Any writer will tell you that a strong ending can be the toughest challenge, but it rarely seems to have been one for Berger. His last lines are a flourish, a knife-twist, a coda that provides shape to everything else. A column about the Gates Foundation’s underwriting of the intelligent-design loonies at the Discovery Institute ends as follows:
“Gates is famous for announcing to Microsoft employees that one idea or the other they’ve offered is ‘the stupidest idea I’ve ever heard.’ Well, Bill, when it comes to funding Discovery, right back at you.”
If he weren’t so funny, Berger might come off as another asshole. But he avoids the self-promoting, self-righteous tirades that other columnists use to build their “brand.” He never makes himself the hero. Apart from an obsessive (and failed) campaign to save the Ballard Denny’s, he’s been mostly a self-deprecating observer. In one column poking fun at a local greenie forcing his family to live without a car, he notes: “Mossback is a total defender of parental crackpots. It builds character in kids—at least I sure as hell hope so.” In another column, he wrestles with his own ambivalence over cheap consumer goods and their social consequences: “Costco has the street appeal of legalized larceny: You feel like you’re in New York, buying stuff that fell off the truck at JFK. Who could resist?”

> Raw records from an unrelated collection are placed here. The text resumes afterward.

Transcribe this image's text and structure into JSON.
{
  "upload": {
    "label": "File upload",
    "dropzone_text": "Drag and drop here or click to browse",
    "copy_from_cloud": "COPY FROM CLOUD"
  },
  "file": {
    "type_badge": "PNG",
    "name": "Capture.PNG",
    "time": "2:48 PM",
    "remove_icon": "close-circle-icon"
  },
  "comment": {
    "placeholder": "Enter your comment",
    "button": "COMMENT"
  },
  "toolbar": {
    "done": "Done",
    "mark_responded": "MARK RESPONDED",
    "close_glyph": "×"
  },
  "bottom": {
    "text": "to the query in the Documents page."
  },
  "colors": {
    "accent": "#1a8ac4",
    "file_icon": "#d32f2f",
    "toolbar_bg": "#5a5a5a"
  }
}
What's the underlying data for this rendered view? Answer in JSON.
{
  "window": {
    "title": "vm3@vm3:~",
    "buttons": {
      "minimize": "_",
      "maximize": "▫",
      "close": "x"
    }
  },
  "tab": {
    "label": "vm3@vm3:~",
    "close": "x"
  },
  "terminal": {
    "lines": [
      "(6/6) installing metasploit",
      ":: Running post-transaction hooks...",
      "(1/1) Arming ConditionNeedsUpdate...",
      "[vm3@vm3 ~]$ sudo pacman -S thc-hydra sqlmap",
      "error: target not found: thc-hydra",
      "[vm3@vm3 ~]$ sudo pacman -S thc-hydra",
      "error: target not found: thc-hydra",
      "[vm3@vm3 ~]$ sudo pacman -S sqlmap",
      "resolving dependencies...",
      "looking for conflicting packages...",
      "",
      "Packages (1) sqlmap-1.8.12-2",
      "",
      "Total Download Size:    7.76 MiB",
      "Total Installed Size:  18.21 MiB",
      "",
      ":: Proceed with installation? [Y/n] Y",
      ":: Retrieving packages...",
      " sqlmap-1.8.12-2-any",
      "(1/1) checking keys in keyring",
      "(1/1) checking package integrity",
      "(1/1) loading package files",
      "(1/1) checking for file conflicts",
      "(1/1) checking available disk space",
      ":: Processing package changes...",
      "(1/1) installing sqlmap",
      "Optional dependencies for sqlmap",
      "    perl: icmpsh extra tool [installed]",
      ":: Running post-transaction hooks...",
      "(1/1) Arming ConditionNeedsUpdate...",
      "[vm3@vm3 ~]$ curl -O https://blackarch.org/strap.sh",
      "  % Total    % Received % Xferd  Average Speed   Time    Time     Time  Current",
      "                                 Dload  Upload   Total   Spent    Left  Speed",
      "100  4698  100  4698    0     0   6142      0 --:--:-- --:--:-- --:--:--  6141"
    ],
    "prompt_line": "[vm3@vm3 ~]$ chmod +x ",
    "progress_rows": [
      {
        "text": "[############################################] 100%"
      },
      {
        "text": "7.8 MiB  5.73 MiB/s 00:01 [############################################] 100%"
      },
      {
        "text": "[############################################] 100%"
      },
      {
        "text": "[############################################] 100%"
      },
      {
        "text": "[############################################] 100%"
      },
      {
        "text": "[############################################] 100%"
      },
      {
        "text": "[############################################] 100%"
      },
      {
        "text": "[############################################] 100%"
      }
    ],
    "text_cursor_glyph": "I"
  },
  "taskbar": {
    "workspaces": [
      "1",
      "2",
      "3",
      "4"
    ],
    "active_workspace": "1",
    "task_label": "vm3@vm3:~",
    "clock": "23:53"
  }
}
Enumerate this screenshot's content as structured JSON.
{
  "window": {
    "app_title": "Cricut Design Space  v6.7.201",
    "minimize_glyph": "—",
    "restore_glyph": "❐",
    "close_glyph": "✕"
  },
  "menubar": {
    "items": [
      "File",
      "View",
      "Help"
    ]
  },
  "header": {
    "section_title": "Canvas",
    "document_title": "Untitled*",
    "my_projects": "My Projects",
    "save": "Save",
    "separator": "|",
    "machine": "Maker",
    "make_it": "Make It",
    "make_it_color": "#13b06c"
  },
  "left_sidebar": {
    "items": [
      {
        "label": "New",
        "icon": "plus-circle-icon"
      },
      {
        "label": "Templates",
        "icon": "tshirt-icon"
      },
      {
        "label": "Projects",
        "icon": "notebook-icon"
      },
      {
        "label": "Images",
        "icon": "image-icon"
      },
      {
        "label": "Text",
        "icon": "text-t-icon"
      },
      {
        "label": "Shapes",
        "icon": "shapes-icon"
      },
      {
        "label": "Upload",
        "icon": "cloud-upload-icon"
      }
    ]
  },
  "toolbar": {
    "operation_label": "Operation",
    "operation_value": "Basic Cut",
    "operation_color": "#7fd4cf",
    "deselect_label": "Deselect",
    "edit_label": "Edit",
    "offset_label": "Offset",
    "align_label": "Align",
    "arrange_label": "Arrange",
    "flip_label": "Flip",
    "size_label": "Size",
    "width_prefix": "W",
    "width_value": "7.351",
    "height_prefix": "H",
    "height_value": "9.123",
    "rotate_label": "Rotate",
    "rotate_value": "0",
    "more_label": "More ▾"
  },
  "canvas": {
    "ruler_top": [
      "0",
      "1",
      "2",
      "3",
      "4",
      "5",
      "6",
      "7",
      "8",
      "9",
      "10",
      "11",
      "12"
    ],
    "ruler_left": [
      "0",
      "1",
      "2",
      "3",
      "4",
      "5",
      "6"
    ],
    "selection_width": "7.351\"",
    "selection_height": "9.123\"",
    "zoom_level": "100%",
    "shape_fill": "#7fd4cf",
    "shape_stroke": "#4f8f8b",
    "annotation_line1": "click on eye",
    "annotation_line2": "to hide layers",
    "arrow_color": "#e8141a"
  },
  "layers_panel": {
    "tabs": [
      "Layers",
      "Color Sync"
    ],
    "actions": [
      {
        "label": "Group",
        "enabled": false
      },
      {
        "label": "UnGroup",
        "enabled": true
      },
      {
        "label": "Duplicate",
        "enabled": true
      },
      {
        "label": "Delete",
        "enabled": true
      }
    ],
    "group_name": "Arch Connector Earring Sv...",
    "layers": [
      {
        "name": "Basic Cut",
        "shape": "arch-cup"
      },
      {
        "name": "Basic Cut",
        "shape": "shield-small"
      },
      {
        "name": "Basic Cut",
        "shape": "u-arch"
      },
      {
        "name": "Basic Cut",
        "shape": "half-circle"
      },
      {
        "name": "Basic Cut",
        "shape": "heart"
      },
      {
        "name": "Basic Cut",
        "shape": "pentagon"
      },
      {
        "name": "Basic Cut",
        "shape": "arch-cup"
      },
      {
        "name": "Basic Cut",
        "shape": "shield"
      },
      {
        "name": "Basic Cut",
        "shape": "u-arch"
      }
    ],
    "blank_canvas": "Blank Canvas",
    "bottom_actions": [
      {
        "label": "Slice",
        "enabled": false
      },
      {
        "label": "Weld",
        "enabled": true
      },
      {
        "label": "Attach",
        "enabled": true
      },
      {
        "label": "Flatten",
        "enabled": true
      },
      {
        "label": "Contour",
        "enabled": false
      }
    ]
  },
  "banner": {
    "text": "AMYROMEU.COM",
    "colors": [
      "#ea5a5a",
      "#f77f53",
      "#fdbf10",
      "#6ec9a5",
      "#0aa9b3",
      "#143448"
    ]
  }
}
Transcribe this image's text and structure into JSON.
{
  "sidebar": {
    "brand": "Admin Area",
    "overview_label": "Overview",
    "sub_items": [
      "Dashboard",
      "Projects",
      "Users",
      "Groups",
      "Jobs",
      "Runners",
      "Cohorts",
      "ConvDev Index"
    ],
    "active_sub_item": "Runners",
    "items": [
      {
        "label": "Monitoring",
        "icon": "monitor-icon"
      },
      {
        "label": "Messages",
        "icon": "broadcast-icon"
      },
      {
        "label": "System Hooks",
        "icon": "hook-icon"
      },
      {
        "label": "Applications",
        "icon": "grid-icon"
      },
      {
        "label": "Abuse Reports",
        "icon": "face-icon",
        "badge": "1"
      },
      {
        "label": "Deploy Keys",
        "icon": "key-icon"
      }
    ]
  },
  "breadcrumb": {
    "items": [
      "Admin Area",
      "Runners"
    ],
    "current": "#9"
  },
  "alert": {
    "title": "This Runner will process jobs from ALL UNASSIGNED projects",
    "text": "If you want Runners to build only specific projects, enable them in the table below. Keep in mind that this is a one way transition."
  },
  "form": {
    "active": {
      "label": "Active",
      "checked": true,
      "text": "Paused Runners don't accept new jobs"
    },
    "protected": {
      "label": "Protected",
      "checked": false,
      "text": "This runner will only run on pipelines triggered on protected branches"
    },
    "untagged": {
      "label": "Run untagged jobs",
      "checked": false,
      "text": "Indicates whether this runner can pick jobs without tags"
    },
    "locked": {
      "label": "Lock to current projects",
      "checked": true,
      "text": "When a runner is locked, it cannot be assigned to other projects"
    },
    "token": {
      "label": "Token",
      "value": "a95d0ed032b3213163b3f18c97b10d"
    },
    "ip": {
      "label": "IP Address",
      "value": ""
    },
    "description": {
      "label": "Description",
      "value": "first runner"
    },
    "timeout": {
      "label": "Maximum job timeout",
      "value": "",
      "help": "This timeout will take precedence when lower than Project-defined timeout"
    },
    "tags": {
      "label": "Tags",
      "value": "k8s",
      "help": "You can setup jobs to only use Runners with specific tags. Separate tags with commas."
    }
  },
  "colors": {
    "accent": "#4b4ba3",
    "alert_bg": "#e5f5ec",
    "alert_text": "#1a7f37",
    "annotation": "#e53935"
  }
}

Berger doesn’t really pretend to offer a fully vetted ideology. He hates Seattle’s niggling “nanny state” efforts to regulate our personal habits for a supposedly larger social good, yet he is more than eager to see all manner of restrictions imposed on developers, newcomers, and other perceived enemies. His libertarianism seems highly selective. And despite all the ink he’s spilled on the subject of growth and preservation, I’ve yet to understand how exactly he thinks we should go about trying to accommodate the hundreds of thousands of people who continue to move here—besides just refusing them admittance.
But racking up rhetorical points is only one of the book’s aims. For me, the most surprising, and most memorable, pieces in Pugetopolis are the ones that capture a sense of wonder and pain, such as a beautiful essay about his family’s history on Shaw Island and a recollection of a Mount Rainier hike the week before 9/11. I’ve known Berger to laugh at the ludicrous “poetical” voice that readers of verse like to adopt. But crusty, crabby Mossback may just be a reluctant poet himself.